▶ **What needs to be done**
Report all lines of the records that contain "photo".
------
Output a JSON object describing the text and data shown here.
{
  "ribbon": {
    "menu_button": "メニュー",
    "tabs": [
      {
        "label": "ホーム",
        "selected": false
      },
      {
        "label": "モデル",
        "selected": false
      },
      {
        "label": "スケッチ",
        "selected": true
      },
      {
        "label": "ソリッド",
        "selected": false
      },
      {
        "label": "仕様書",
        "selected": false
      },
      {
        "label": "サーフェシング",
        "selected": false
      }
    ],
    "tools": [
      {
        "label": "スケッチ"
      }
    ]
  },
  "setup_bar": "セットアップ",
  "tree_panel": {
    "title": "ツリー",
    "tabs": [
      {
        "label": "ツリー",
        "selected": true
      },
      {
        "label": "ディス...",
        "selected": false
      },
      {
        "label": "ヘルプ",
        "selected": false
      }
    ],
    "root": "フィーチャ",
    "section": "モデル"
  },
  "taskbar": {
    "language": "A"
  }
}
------
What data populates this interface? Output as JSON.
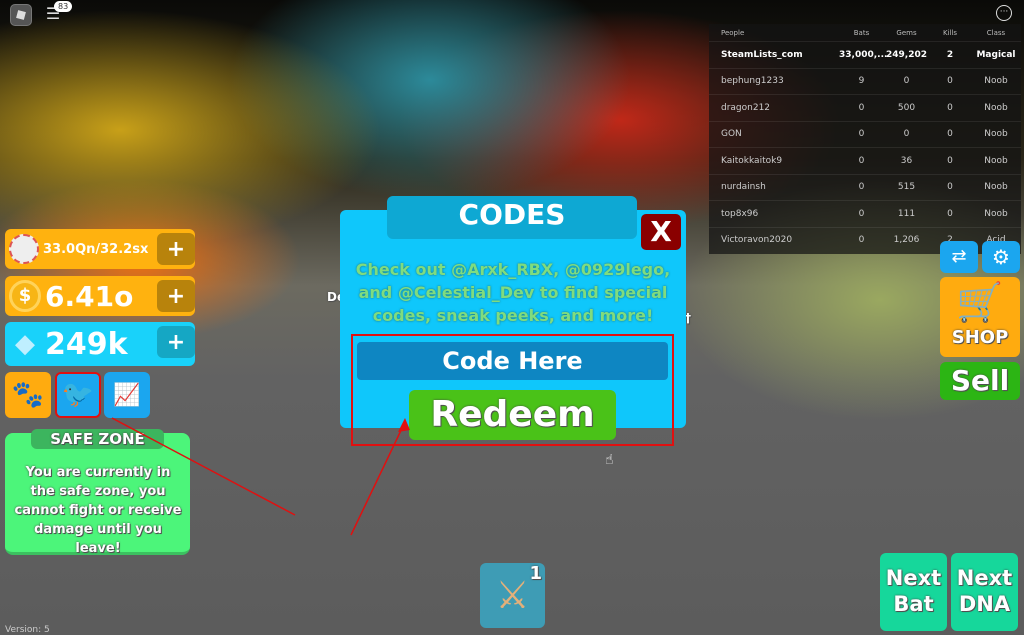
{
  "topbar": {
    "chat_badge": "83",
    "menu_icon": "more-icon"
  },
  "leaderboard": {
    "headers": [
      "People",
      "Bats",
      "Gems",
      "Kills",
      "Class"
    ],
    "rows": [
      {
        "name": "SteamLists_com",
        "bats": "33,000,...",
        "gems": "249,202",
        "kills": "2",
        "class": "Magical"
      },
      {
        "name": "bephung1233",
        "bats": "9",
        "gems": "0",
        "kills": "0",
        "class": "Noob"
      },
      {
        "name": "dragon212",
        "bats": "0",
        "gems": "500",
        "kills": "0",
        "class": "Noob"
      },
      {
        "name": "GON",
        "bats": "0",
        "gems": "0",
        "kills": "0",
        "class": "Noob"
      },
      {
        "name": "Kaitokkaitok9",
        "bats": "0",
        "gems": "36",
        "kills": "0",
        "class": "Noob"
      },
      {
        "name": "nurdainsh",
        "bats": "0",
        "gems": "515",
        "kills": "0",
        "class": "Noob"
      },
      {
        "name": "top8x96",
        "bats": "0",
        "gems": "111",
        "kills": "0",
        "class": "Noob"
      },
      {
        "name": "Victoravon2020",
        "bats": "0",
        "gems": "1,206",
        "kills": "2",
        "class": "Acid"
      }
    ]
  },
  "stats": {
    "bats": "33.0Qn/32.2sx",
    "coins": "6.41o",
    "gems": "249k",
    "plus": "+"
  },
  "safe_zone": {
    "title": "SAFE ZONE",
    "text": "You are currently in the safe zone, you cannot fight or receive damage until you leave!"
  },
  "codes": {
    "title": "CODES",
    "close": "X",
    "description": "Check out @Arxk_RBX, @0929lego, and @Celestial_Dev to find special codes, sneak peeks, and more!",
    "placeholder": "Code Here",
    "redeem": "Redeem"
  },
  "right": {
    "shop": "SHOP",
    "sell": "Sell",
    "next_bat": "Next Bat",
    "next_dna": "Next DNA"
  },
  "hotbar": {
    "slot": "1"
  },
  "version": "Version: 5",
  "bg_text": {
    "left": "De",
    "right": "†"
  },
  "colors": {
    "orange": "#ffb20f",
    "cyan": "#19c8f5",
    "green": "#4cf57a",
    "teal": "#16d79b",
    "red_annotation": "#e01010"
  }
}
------
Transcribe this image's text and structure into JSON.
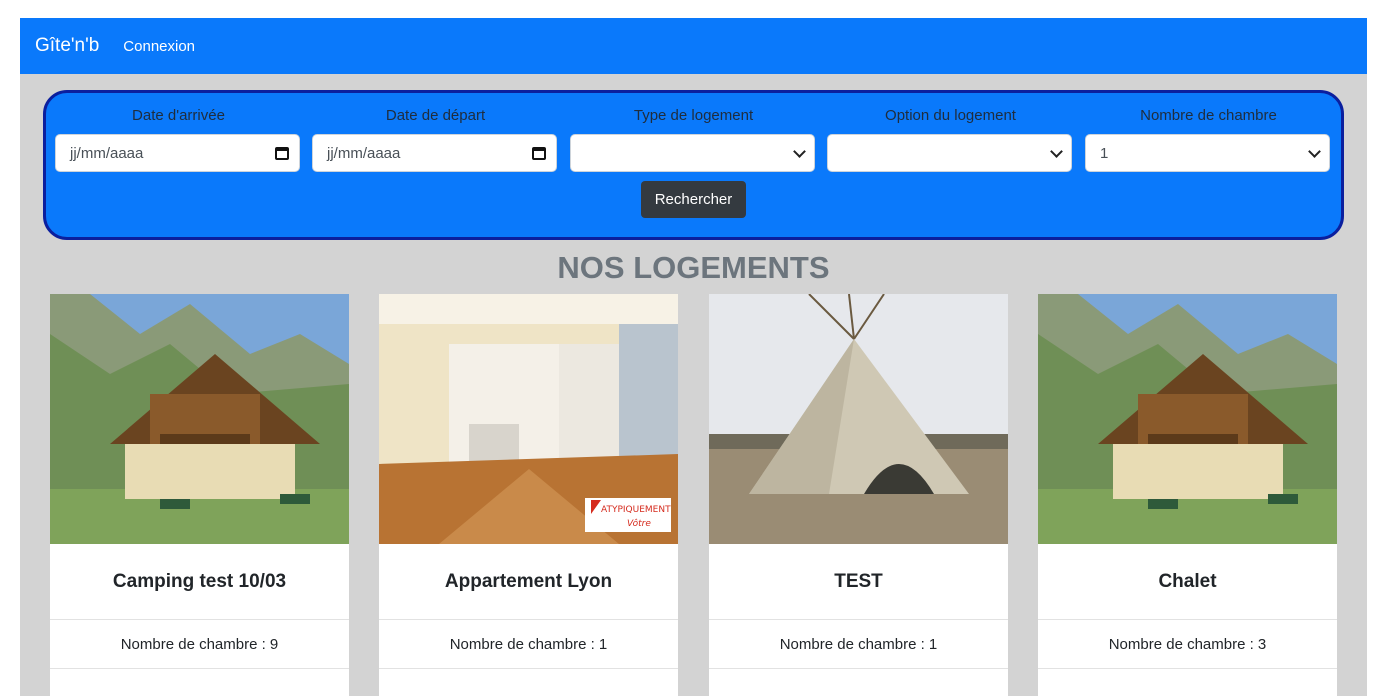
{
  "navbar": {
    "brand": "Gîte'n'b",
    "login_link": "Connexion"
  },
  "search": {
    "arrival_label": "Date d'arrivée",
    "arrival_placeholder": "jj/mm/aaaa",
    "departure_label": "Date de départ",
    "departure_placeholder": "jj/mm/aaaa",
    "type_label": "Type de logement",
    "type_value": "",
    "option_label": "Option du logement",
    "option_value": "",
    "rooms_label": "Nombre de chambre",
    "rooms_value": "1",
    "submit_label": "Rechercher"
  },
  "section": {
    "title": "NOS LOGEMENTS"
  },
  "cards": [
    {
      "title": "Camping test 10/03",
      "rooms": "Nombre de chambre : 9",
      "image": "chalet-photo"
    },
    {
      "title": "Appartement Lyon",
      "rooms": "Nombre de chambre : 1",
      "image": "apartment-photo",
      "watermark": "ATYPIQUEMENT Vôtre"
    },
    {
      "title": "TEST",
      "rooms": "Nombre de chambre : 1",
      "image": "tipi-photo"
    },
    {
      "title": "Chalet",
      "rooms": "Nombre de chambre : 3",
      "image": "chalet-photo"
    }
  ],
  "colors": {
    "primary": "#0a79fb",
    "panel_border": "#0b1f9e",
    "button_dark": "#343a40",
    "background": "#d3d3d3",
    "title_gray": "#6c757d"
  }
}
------
▶ **Problem solution**
      "image": "chalet-photo"
      "image": "apartment-photo",
      "image": "tipi-photo"
      "image": "chalet-photo"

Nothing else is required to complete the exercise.